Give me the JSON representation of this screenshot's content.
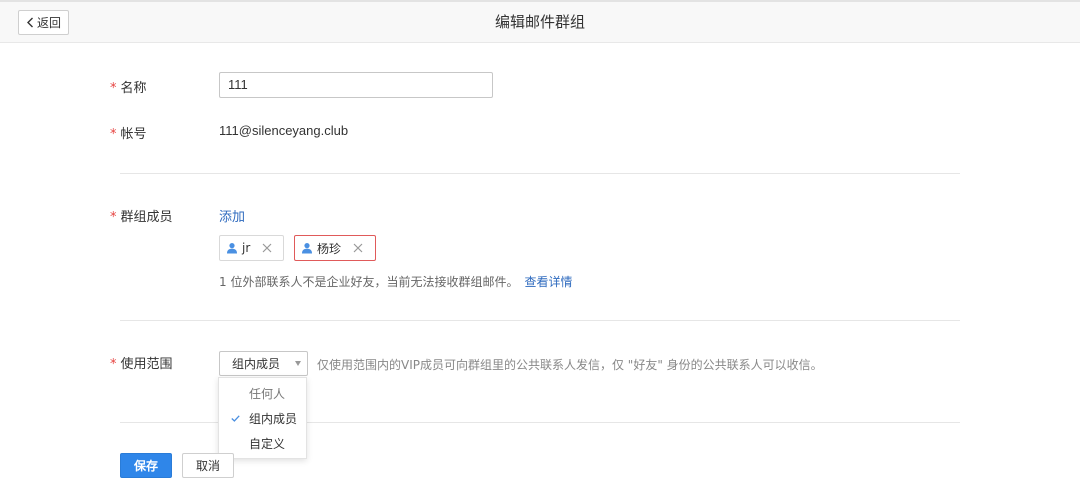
{
  "header": {
    "back_label": "返回",
    "title": "编辑邮件群组"
  },
  "form": {
    "required_mark": "*",
    "name": {
      "label": "名称",
      "value": "111"
    },
    "account": {
      "label": "帐号",
      "value": "111@silenceyang.club"
    },
    "members": {
      "label": "群组成员",
      "add_label": "添加",
      "list": [
        {
          "name": "jr",
          "external": false
        },
        {
          "name": "杨珍",
          "external": true
        }
      ],
      "notice": "1 位外部联系人不是企业好友，当前无法接收群组邮件。",
      "notice_link": "查看详情"
    },
    "scope": {
      "label": "使用范围",
      "selected": "组内成员",
      "hint": "仅使用范围内的VIP成员可向群组里的公共联系人发信，仅 \"好友\" 身份的公共联系人可以收信。",
      "options": [
        {
          "label": "任何人",
          "checked": false,
          "muted": true
        },
        {
          "label": "组内成员",
          "checked": true,
          "muted": false
        },
        {
          "label": "自定义",
          "checked": false,
          "muted": false
        }
      ]
    }
  },
  "actions": {
    "save_label": "保存",
    "cancel_label": "取消"
  },
  "colors": {
    "accent": "#2f86e9",
    "link": "#2f6bbf",
    "required": "#e64340",
    "warning_border": "#e05a5a"
  }
}
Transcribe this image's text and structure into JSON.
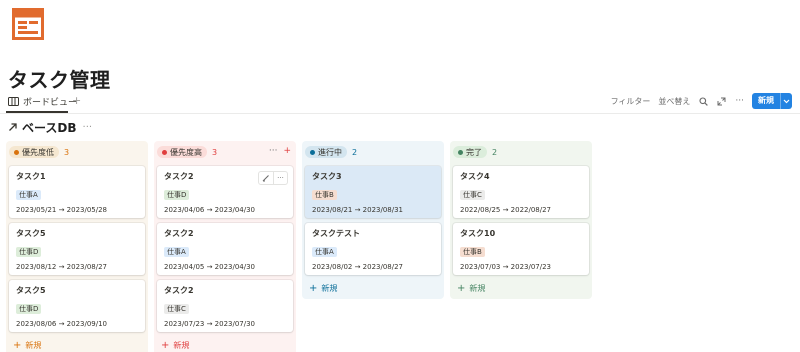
{
  "page": {
    "icon": "kanban-board-icon",
    "title": "タスク管理"
  },
  "view": {
    "tab_label": "ボードビュー",
    "tab_icon": "board-view-icon",
    "add_icon": "plus-icon"
  },
  "toolbar": {
    "filter_label": "フィルター",
    "sort_label": "並べ替え",
    "search_icon": "search-icon",
    "expand_icon": "expand-icon",
    "more_icon": "ellipsis-icon",
    "new_label": "新規",
    "new_caret_icon": "chevron-down-icon",
    "accent_color": "#2383e2"
  },
  "database": {
    "link_icon": "arrow-up-right-icon",
    "name": "ベースDB",
    "more_icon": "ellipsis-icon"
  },
  "columns": [
    {
      "status": "優先度低",
      "count": "3",
      "bg": "#faf5ed",
      "pill_bg": "#f5e7d0",
      "dot": "#d9730d",
      "count_color": "#d9730d",
      "new_label": "新規",
      "new_color": "#d9730d",
      "cards": [
        {
          "title": "タスク1",
          "tag": "仕事A",
          "tag_bg": "#dbeafa",
          "dates": "2023/05/21 → 2023/05/28"
        },
        {
          "title": "タスク5",
          "tag": "仕事D",
          "tag_bg": "#ddedda",
          "dates": "2023/08/12 → 2023/08/27"
        },
        {
          "title": "タスク5",
          "tag": "仕事D",
          "tag_bg": "#ddedda",
          "dates": "2023/08/06 → 2023/09/10"
        }
      ]
    },
    {
      "status": "優先度高",
      "count": "3",
      "bg": "#fdf2f1",
      "pill_bg": "#fbdcd9",
      "dot": "#e03e3e",
      "count_color": "#e03e3e",
      "new_label": "新規",
      "new_color": "#e03e3e",
      "actions": {
        "more_icon": "ellipsis-icon",
        "add_icon": "plus-icon"
      },
      "cards": [
        {
          "title": "タスク2",
          "tag": "仕事D",
          "tag_bg": "#ddedda",
          "dates": "2023/04/06 → 2023/04/30",
          "hover": true
        },
        {
          "title": "タスク2",
          "tag": "仕事A",
          "tag_bg": "#dbeafa",
          "dates": "2023/04/05 → 2023/04/30"
        },
        {
          "title": "タスク2",
          "tag": "仕事C",
          "tag_bg": "#ebebea",
          "dates": "2023/07/23 → 2023/07/30"
        }
      ]
    },
    {
      "status": "進行中",
      "count": "2",
      "bg": "#eef5f9",
      "pill_bg": "#d3e5ef",
      "dot": "#0b6e99",
      "count_color": "#0b6e99",
      "new_label": "新規",
      "new_color": "#0b6e99",
      "cards": [
        {
          "title": "タスク3",
          "tag": "仕事B",
          "tag_bg": "#f5ddd0",
          "dates": "2023/08/21 → 2023/08/31",
          "selected": true
        },
        {
          "title": "タスクテスト",
          "tag": "仕事A",
          "tag_bg": "#dbeafa",
          "dates": "2023/08/02 → 2023/08/27"
        }
      ]
    },
    {
      "status": "完了",
      "count": "2",
      "bg": "#f1f6ef",
      "pill_bg": "#dbeddb",
      "dot": "#448361",
      "count_color": "#448361",
      "new_label": "新規",
      "new_color": "#448361",
      "cards": [
        {
          "title": "タスク4",
          "tag": "仕事C",
          "tag_bg": "#ebebea",
          "dates": "2022/08/25 → 2022/08/27"
        },
        {
          "title": "タスク10",
          "tag": "仕事B",
          "tag_bg": "#f5ddd0",
          "dates": "2023/07/03 → 2023/07/23"
        }
      ]
    }
  ]
}
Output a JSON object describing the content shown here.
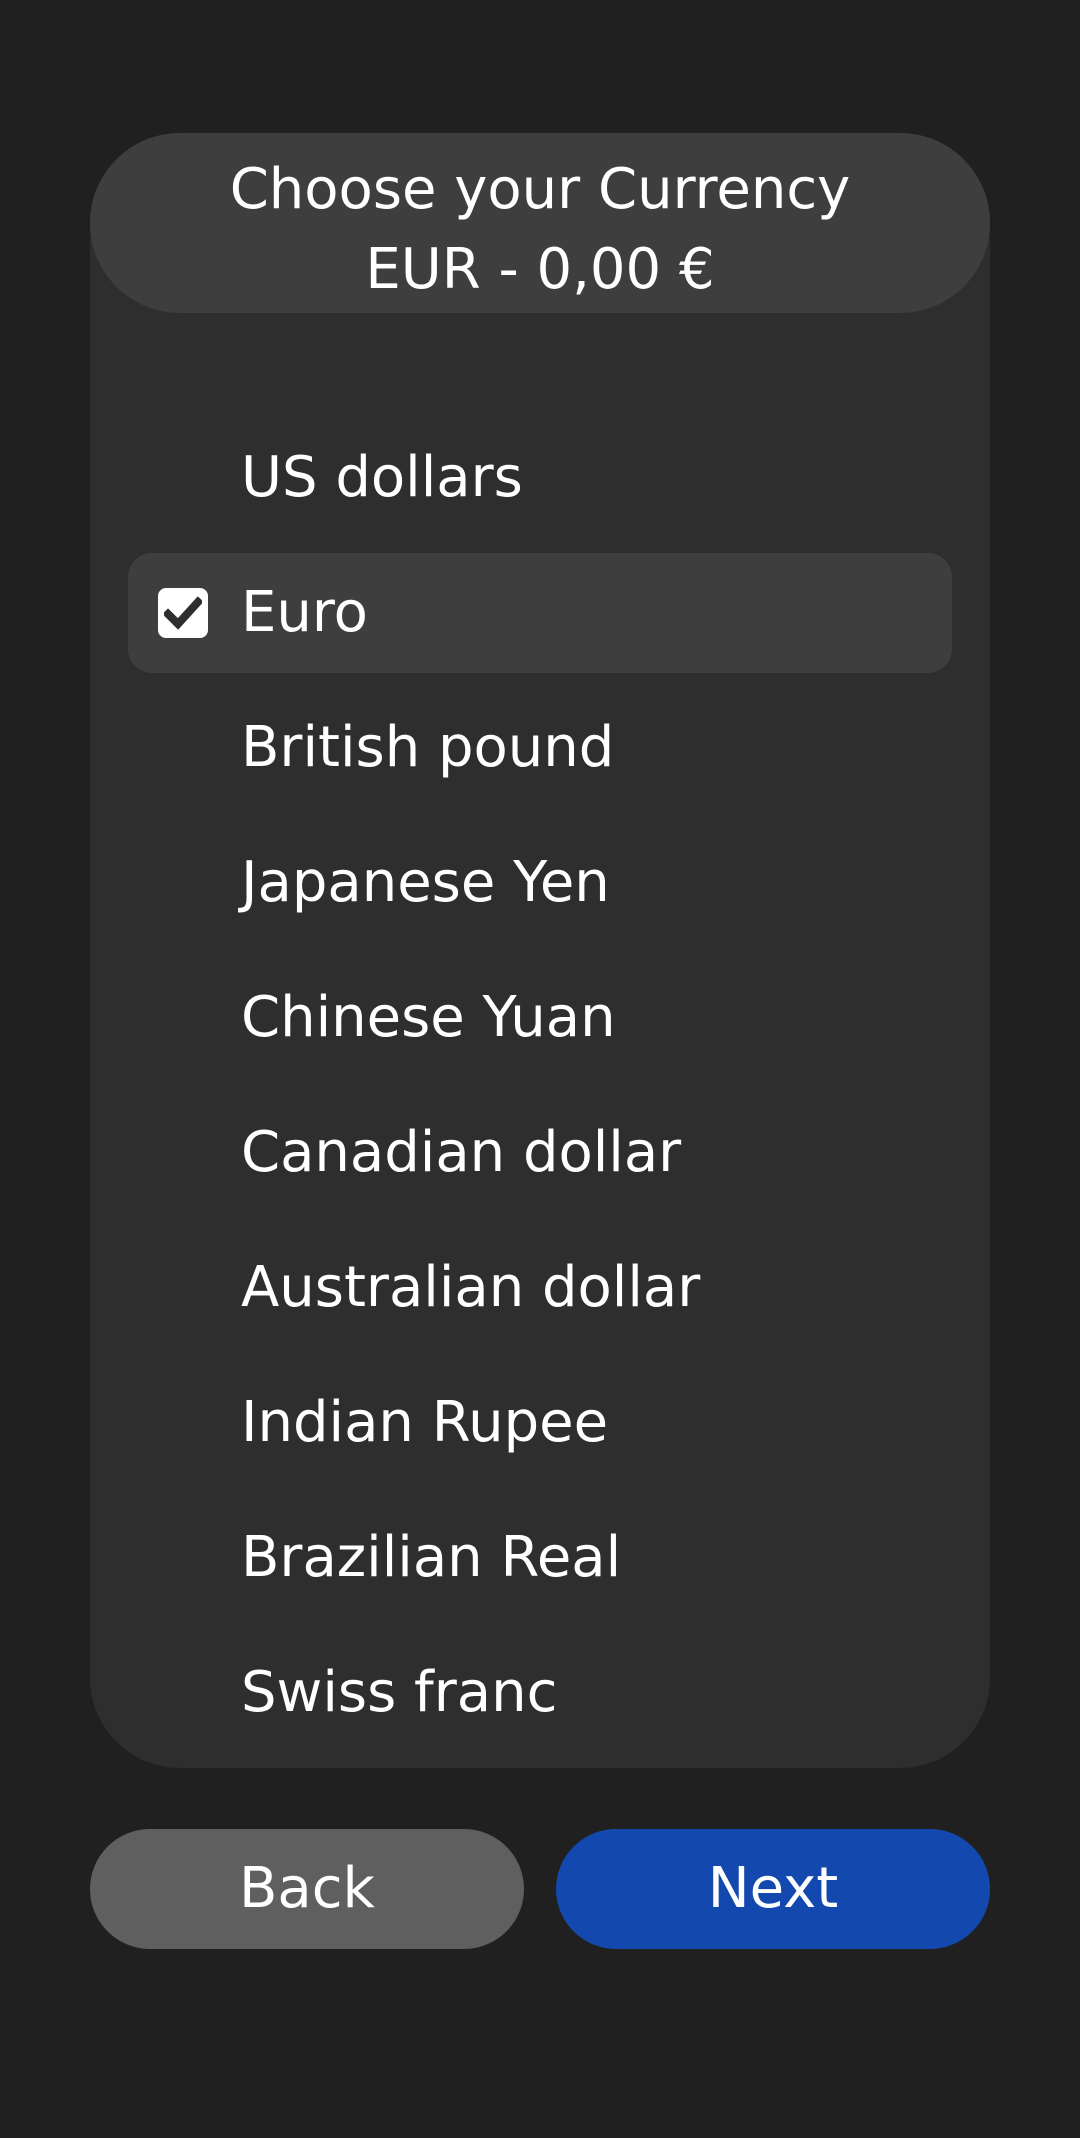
{
  "header": {
    "title": "Choose your Currency",
    "subtitle": "EUR - 0,00 €"
  },
  "currencies": [
    {
      "label": "US dollars",
      "selected": false
    },
    {
      "label": "Euro",
      "selected": true
    },
    {
      "label": "British pound",
      "selected": false
    },
    {
      "label": "Japanese Yen",
      "selected": false
    },
    {
      "label": "Chinese Yuan",
      "selected": false
    },
    {
      "label": "Canadian dollar",
      "selected": false
    },
    {
      "label": "Australian dollar",
      "selected": false
    },
    {
      "label": "Indian Rupee",
      "selected": false
    },
    {
      "label": "Brazilian Real",
      "selected": false
    },
    {
      "label": "Swiss franc",
      "selected": false
    }
  ],
  "buttons": {
    "back_label": "Back",
    "next_label": "Next"
  },
  "icons": {
    "checkbox": "checkmark-icon"
  },
  "colors": {
    "background": "#202020",
    "card": "#2e2e2f",
    "header": "#3e3e3e",
    "selected_row": "#3e3e3e",
    "back_button": "#5f5f5f",
    "next_button": "#1349ae"
  }
}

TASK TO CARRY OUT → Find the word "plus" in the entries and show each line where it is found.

ANSWER SPACE →
    "add_icon": "plus-icon"
        "add_icon": "plus-icon"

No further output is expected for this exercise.